Once you have read the entries, please say how many lines hold the string "with", giving the number only.

(Interface dataset entries)
════════
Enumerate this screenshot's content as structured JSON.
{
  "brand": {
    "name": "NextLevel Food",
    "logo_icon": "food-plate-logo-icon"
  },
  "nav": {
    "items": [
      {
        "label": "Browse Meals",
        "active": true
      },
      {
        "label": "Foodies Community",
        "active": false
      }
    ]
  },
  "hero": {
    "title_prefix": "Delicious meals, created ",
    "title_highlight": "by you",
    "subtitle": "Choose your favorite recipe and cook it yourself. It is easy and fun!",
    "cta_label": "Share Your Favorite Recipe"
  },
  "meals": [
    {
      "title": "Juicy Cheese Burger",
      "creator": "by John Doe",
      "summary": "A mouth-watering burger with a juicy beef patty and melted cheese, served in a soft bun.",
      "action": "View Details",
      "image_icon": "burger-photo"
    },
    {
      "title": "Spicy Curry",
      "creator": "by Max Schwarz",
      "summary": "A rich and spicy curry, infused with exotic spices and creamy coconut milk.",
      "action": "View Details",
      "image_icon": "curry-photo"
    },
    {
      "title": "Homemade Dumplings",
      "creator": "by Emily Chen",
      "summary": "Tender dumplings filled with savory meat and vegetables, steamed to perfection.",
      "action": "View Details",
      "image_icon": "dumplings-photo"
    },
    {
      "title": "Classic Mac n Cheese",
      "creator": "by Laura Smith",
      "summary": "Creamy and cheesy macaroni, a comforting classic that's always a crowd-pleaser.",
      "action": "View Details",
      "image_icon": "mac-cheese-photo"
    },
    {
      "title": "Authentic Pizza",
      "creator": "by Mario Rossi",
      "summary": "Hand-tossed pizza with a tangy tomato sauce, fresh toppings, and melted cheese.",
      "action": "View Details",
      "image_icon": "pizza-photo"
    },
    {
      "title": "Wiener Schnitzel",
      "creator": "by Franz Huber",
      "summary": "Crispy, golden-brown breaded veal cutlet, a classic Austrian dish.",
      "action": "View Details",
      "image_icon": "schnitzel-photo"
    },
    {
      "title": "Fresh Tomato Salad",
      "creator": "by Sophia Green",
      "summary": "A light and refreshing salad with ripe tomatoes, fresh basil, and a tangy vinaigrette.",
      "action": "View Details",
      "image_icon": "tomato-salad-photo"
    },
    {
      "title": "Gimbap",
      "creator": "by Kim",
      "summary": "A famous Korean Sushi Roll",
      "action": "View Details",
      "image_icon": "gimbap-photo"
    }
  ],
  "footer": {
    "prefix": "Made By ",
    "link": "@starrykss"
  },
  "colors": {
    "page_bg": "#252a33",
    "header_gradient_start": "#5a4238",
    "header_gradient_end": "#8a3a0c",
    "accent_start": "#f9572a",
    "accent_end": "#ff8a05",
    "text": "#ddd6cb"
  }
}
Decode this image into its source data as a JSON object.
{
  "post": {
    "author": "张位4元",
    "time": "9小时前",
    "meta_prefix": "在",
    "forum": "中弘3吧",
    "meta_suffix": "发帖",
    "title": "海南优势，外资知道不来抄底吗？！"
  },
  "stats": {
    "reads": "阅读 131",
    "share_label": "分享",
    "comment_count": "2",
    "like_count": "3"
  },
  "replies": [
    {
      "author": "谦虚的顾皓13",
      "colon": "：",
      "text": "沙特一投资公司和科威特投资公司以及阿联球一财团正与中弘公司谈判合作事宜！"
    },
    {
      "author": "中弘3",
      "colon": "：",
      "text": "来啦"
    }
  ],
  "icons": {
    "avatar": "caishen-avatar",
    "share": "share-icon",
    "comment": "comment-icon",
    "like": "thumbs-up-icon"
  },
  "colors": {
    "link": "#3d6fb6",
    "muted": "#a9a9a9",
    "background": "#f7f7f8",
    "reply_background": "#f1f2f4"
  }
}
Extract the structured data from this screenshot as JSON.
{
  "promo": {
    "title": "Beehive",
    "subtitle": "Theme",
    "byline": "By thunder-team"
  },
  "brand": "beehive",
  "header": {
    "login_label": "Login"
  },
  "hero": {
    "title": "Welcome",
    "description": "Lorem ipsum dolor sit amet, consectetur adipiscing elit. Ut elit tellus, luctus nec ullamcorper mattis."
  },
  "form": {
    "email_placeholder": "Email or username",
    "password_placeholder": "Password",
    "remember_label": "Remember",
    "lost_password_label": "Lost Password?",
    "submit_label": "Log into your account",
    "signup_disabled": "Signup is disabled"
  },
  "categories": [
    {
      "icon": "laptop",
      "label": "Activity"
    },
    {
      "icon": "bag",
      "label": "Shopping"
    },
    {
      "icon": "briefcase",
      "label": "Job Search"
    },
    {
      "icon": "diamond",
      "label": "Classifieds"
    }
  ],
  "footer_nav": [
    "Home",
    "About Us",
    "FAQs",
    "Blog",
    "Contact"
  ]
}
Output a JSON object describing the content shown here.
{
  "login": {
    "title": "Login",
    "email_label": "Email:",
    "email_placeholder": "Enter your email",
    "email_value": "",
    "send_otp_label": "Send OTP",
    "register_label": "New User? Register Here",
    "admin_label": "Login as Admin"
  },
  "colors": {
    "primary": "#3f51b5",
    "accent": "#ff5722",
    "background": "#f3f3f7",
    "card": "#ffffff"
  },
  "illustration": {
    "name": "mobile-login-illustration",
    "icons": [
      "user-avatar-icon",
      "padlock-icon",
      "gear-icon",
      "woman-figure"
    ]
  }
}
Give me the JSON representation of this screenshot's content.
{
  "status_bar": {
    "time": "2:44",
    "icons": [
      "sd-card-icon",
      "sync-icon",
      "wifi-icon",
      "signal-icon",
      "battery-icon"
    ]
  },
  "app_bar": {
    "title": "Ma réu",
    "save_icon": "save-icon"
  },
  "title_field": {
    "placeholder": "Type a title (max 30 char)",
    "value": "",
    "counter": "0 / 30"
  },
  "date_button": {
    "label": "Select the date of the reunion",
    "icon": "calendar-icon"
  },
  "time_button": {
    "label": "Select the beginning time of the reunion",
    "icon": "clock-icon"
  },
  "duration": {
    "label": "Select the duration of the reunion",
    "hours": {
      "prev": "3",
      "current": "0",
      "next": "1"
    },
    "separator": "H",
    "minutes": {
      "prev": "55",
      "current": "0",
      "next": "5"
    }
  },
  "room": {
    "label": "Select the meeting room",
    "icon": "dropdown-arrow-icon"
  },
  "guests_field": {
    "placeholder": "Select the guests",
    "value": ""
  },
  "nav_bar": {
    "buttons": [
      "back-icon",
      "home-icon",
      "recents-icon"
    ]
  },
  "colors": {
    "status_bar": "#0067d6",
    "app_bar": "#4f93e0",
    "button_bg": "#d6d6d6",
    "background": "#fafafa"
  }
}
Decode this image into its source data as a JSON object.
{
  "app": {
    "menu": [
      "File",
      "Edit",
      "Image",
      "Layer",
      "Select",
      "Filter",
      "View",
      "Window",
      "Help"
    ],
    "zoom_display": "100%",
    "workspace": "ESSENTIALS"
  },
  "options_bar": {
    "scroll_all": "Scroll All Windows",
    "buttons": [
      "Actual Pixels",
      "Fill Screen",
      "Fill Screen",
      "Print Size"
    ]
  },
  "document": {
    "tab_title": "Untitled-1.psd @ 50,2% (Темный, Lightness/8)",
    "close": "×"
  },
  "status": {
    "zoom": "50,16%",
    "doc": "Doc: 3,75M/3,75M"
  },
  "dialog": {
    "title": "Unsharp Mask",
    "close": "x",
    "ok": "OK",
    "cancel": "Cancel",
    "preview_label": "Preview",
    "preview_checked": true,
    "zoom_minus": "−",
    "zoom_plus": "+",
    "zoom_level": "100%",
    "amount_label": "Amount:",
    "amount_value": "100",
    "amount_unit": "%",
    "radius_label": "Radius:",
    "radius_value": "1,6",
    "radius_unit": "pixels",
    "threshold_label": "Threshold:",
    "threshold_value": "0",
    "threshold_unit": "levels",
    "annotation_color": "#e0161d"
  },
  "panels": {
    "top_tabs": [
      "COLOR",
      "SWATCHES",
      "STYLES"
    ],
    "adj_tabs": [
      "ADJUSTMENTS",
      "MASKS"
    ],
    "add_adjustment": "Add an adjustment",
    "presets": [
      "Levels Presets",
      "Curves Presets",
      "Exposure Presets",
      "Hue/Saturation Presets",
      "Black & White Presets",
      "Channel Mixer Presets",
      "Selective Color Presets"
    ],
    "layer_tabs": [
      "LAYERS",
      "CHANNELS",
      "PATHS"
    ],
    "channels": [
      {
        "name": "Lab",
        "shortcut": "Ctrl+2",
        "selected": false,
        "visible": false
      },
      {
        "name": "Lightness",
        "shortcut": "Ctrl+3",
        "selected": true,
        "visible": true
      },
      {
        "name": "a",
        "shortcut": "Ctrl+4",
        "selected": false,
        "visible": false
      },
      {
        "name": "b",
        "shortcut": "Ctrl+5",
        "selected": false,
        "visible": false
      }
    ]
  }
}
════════
■ ANSWER BOX
5